** Exercise prompt **
Filter the listing below for "clone" and report every line that has it.
··· Source records
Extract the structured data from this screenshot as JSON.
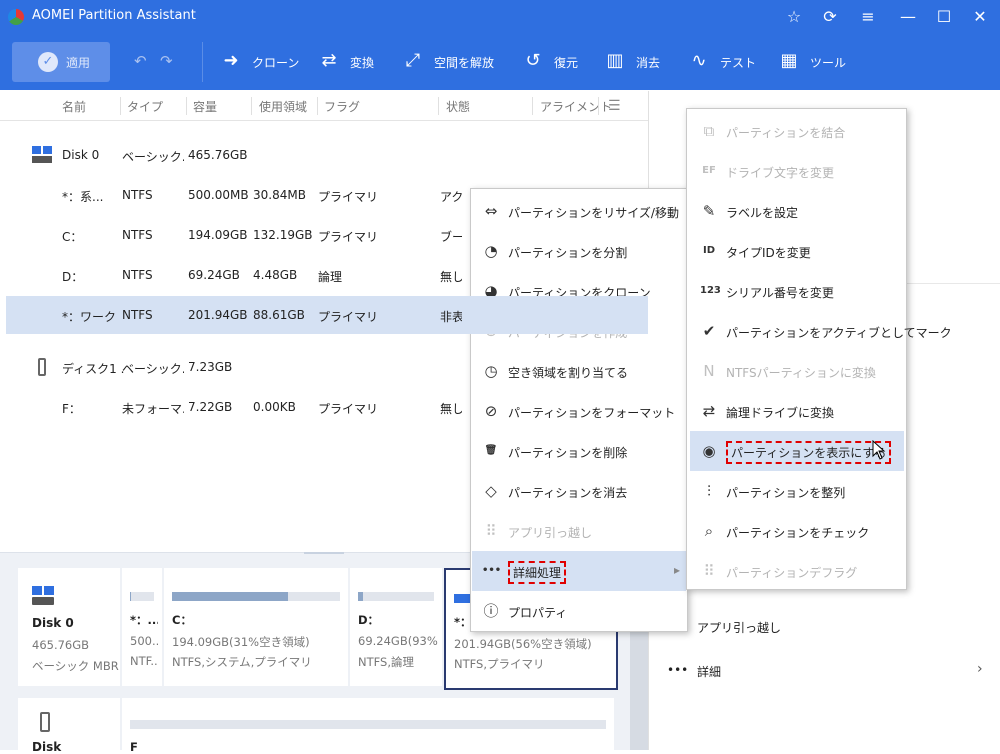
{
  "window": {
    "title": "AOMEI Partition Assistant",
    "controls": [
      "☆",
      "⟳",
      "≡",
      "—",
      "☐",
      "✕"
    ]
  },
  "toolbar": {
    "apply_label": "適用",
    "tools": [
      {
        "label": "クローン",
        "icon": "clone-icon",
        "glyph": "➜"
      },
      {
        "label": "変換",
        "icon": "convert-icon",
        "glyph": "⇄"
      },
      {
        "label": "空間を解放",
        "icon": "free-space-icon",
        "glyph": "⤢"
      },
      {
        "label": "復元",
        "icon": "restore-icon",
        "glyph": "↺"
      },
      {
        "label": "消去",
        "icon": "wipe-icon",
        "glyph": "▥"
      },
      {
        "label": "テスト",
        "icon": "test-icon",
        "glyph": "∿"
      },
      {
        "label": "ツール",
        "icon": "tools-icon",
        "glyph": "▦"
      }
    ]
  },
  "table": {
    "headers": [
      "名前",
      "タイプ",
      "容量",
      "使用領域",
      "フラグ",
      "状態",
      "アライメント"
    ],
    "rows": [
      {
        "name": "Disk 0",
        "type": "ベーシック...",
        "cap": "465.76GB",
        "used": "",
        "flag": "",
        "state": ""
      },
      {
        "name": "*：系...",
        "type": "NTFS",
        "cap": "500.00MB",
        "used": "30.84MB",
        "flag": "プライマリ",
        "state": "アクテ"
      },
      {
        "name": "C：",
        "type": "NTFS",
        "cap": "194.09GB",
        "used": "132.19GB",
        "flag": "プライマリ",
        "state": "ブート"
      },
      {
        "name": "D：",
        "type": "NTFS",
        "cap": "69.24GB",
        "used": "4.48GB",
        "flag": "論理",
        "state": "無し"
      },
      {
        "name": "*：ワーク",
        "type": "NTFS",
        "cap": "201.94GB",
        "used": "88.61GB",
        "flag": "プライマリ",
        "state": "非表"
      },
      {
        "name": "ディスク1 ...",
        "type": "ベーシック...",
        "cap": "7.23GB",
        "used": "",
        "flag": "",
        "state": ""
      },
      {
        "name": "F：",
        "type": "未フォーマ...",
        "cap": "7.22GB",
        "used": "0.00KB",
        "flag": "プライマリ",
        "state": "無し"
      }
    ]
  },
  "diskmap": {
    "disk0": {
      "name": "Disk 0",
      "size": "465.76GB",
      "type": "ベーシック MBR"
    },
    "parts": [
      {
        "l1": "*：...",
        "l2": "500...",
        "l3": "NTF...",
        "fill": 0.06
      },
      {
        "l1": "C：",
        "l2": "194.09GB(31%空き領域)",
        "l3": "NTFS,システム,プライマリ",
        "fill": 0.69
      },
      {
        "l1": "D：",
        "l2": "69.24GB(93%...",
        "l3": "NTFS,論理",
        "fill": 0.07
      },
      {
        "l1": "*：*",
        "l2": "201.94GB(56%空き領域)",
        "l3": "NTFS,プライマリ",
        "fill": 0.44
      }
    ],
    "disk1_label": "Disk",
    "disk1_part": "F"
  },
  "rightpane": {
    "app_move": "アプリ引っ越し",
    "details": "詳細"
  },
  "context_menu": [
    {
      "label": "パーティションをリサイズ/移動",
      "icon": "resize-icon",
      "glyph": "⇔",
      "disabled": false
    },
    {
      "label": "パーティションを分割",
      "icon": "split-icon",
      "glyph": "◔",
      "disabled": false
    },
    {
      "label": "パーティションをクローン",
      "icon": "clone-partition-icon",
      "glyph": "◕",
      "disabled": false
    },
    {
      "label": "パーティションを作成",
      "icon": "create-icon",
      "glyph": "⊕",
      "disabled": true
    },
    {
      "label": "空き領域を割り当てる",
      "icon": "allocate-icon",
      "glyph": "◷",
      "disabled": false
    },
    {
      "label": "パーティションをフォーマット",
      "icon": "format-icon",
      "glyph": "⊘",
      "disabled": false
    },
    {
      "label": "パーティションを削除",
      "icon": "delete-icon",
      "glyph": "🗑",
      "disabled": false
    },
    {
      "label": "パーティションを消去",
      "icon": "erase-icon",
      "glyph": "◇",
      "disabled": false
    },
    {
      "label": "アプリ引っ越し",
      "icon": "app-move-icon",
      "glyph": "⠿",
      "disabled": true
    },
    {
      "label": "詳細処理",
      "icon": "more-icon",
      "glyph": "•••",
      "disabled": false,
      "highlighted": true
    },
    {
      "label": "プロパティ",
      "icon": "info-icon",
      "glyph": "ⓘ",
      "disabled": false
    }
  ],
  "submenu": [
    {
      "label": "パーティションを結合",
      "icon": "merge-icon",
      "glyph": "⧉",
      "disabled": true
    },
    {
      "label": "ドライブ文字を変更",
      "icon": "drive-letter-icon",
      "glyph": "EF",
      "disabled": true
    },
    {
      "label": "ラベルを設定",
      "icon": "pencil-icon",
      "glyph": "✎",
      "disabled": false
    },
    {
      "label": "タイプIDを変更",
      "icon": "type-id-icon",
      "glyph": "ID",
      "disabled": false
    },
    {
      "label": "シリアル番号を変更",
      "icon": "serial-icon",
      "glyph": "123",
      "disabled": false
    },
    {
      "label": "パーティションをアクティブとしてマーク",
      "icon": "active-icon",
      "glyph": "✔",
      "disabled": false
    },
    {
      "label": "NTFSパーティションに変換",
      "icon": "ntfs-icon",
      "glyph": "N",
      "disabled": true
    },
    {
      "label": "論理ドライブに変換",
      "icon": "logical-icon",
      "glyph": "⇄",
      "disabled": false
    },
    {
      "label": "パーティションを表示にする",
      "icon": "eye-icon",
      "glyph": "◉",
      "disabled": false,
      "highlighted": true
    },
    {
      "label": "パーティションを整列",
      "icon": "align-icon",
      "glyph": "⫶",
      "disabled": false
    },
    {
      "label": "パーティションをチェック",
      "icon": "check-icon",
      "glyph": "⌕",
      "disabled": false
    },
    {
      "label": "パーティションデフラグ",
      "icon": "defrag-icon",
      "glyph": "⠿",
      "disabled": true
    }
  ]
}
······
** Answer for the task **
        "icon": "clone-icon",
      "icon": "clone-partition-icon",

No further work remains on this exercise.